- Serious disruptions in the child’s life, such as the birth of a sibling, a death in the family, a serious illness, or parental divorce, can have an impact on his or her development and interactions with others.
4. Is there a family history of speech, language, and/or academic problems?
- Research indicates that a genetic basis exists for many communication disorders (Restrepo, 1998).
- EXAMPLE: According to the mother, C’s sister did not talk or walk until she was six years old. No one in her family knew why. Other than this sister, there is no history of speech-language problems or academic problems in either the mother’s or father’s family.
5. How does the child’s speech and language development compare to his/her siblings at the same age or to peers in the child’s speech community?
- This is one of the most important questions to ask. In order to determine a disability, we must be comparing the child to his or her peers. We would not expect a child growing up in Japan to speak Standard American English. We would expect him or her to speak Japanese, the language of his community. So why would we expect a child growing up in New York City, within a diverse cultural and linguistic community to have the same language skills as a Standard American English speaking, middle class child from Illinois?
- EXAMPLE: Henry’s foster father agreed that Henry’s language is not age-appropriate compared to other 3;5 year olds and to his own eight year old son when he was Henry’s age. The father also noted that when Henry came to their home, he spoke less than he does now. In the 6 weeks that he has been with this family, Henry has begun talking a great deal.

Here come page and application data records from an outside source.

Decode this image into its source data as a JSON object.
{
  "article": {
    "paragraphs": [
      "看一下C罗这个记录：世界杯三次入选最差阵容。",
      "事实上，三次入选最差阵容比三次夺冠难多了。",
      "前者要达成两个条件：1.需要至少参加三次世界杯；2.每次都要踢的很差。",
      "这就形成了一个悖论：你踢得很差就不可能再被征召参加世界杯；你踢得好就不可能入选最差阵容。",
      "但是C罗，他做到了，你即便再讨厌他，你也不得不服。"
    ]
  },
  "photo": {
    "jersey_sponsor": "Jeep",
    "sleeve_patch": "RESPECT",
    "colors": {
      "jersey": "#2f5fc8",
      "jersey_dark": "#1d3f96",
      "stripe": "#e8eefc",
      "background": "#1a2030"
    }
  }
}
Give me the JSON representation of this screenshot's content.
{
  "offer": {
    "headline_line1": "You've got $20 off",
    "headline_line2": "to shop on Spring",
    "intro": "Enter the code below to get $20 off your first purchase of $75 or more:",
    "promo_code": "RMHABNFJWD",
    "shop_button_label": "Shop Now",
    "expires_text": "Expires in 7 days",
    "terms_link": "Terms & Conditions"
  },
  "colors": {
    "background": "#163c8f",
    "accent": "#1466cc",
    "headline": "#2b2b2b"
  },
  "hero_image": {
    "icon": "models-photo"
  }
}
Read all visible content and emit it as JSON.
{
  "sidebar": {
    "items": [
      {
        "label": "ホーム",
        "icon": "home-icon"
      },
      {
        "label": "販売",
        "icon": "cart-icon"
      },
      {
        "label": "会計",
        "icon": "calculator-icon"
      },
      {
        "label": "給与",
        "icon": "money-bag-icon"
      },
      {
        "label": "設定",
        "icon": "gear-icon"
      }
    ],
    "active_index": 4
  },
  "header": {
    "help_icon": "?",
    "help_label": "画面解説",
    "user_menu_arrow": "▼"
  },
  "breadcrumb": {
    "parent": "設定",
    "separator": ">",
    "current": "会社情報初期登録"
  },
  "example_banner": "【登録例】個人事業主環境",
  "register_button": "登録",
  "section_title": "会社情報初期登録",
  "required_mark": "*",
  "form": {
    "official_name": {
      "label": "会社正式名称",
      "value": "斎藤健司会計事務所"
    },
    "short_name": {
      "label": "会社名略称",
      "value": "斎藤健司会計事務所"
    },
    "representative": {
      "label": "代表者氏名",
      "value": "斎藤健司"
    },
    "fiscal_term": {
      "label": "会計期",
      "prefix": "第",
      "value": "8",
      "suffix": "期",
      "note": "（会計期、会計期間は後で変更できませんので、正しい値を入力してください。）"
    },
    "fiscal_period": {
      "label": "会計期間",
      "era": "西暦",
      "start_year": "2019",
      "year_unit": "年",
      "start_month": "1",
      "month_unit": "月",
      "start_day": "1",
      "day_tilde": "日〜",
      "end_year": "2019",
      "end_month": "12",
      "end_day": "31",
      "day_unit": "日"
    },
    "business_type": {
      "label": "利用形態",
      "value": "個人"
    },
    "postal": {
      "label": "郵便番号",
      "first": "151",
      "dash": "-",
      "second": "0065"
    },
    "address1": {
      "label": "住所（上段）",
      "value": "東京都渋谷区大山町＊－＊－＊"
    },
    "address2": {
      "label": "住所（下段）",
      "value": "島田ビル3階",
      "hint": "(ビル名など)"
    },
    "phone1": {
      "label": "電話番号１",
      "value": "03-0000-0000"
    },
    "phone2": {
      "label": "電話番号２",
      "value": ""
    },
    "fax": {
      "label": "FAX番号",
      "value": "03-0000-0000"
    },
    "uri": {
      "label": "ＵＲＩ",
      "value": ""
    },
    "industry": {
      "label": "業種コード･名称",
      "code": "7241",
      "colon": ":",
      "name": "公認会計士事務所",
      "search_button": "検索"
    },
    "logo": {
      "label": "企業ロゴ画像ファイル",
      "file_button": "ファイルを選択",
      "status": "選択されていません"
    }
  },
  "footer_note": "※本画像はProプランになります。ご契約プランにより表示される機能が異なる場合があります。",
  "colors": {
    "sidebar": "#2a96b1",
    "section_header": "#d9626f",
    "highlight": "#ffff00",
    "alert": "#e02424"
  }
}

- EXAMPLE: The mother reported that J plays with other Spanish-speaking children his age and appears to understand what they are saying without difficulties.
6. Was the child’s performance during the evaluation representative of how he usually acts?
- A child may not want to “perform” for a stranger, seated at a tiny table in a small room with boring spiral-bound manuals full of pictures of watches and rubber ducks. In mainstream American culture, children are expected to interact and converse with known adults and even unknown adults (e.g., doctors, parent’s friends, neighbors). However, other cultures expect other behaviors from their children. Some cultures expect children to be quiet and obedient. A quiet child that doesn’t engage adults around him may not be an example of a child with a possible speech and language disability, but a well behaved and well raised child.
7. What does your child do that makes you know (s)he is smart? Describe your child’s strengths and weaknesses.
- This question provides insight into the child’s abilities. It also provides insight into the parent’s reliability as a reporter. This information can be especially useful when the child is a multiply disabled child or an adolescent.
8. What progress or regression has happened over the past 6 months?
- Often children make significant progress between the time they are referred for the evaluation and the time evaluation actually happens.
9. Ask caregiver to bring in 10 examples of student’s best communications and where it breaks down between the time you schedule the evaluation and you see the student.
Parents and caregivers don’t usually bring 10 examples, but they do often bring 4 or 5. The evaluator may not, and likely will not, see the child’s strongest communication skills in an unnatural setting (e.g., the SLP’s office) with an unknown adult (e.g., the evaluator). Utterances provided by the parent or primary caregiver can give information about the child’s best communication in a more natural context. Additionally, the utterances can be used to help illustrate holograms within the evaluation.
Pruitt, S., Oetting, J. & Hegarty, M. (2011). Passive Participle Marking by African American English-Speaking children reared in Poverty. Journal of Speech, Language, and Hearing Research, 54, 598-607.
Restrepo, M. A. (1998). Identifiers of predominantly Spanish-speaking children with language impairment. Journal of Speech, Language, and Hearing Research, 41, 1398-1411.